The courage it takes to change up your eating habits and/or exercise routine is worth mentioning. Because this wasn’t done out of fear or without fear, as oxymoron-y as that sounds. I wasn’t scared of being at a stand still with my progress, and at the same time, I was nervous I’d backtrack. But sometimes you gotta say, “What the hell!” and see what happens. New challenges, risks, goals, and effort can be motivating and pleasantly surprising. Plus, I’ve found being brave enough to dabble int he unknown typically pays off in the long run.
My Results from Tracking Macros Without Trying to Lose Weight
Fast forward a year and here I am, pleasantly surprised! I am consistently weighing in 10-15 pounds below my “happy” weight. The weight at which I’d been holding steady for essentially 9 months prior to tracking. The weight I’d only briefly been below due to unplanned situations and unsustainable conditions one other time in my entire adult life. My body composition has changed, and I’m leaner and more toned than I’ve ever been.
It didn’t take the full year to notice my body changing. Things were happening in the first few months, and with time and consistency, my body has continued to respond.
Here is an Instagram post showing my 3 month PWR progress, which was also happened to be my first 3 months of macro tracking:
I’ve been satisfied with what the fat-loss has done for my shape and athletic performance.
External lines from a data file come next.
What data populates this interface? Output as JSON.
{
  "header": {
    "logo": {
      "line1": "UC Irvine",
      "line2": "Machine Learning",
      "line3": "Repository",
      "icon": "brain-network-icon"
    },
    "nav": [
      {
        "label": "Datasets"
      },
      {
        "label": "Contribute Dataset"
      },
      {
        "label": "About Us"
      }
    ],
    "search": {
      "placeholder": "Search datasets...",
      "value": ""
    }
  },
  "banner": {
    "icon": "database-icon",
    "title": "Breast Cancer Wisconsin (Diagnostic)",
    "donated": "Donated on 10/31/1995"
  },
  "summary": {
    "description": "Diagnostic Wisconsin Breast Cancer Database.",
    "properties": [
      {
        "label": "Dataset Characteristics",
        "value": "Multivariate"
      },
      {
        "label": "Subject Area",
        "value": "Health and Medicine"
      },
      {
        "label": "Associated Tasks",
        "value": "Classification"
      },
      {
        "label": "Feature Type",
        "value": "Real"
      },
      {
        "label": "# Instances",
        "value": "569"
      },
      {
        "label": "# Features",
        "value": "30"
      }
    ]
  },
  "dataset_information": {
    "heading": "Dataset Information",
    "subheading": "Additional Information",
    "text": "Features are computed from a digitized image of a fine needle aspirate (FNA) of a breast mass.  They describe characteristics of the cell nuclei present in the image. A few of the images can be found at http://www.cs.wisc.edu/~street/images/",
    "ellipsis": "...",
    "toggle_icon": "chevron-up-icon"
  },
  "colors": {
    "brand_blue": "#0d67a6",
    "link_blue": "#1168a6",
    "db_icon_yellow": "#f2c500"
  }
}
Even though I noticed a drop on the scale early on, I decided to stay the course rather than tweak the numbers to find true maintenance calorie/macro targets. See? The goals and the journey are ever-changing as you progrees, so long as you keep on keeping on.
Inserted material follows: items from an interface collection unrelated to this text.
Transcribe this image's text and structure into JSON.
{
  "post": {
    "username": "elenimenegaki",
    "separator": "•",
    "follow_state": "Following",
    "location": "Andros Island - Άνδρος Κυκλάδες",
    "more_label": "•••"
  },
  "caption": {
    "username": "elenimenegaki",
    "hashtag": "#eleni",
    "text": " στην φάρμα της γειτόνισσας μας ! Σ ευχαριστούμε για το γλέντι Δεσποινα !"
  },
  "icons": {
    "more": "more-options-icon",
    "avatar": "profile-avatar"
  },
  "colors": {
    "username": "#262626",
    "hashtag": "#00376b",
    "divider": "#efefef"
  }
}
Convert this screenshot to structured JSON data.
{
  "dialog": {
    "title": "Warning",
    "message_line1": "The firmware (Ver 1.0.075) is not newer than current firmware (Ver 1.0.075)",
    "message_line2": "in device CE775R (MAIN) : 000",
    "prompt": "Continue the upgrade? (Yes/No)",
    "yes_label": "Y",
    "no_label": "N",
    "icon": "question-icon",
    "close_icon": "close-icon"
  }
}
My Macro Tracking Advice
In the last year I’ve weighed and measured my food most of the time, and I’ve actually enjoyed it. I know counting and tracking isn’t for everyone. It 100% is right for me in this season, but that doesn’t mean it’s the way to go for you now, or even ever. And that’s okay. If you do want to track – and if you made it this far I’m assuming you’re keen on the idea, or at least curious – here are a few pointers based on my year of experience.
- Let go of perfection. Macro targets are guidelines and ballparks. Be flexible and show yourself grace. Imperfect consistency wins over sporadic perfection any day. If you find yourself obsessing about the numbers and feeling very negative about the whole thing, maybe tracking isn’t a good fit for you. Take a break from it and come back to it at a different stage in your life, or not at all.
- Prioritize protein and calorie targets. Carbs and fats are easy to come by and of lesser concern overall, but protein can be a bit trickier. For some ideas, check out my go-to protein sources. And, of course, calories are still king. Focusing on just 2 goal numbers, at least to start, can be less intimidating than all 4!
- Get a food scale. I use this one. Measuring cups and spoons can be great, but I find I dirty fewer dishes and get more accurate quantities using my scale. Knowing actual portion sizes can be eye-opening, and is a skill that comes in handy when you’re no longer tracking.
Hopefully you can use this information as a foundation on which to build your own macro journey. Starting anything can be scary and challenging, so take things slow and allow yourself time and grace to learn what works best for you and be patient. Need more macro-friendly meal and snack ideas? Follow me on Instagram and check out my stories and highlights to view my daily food diary.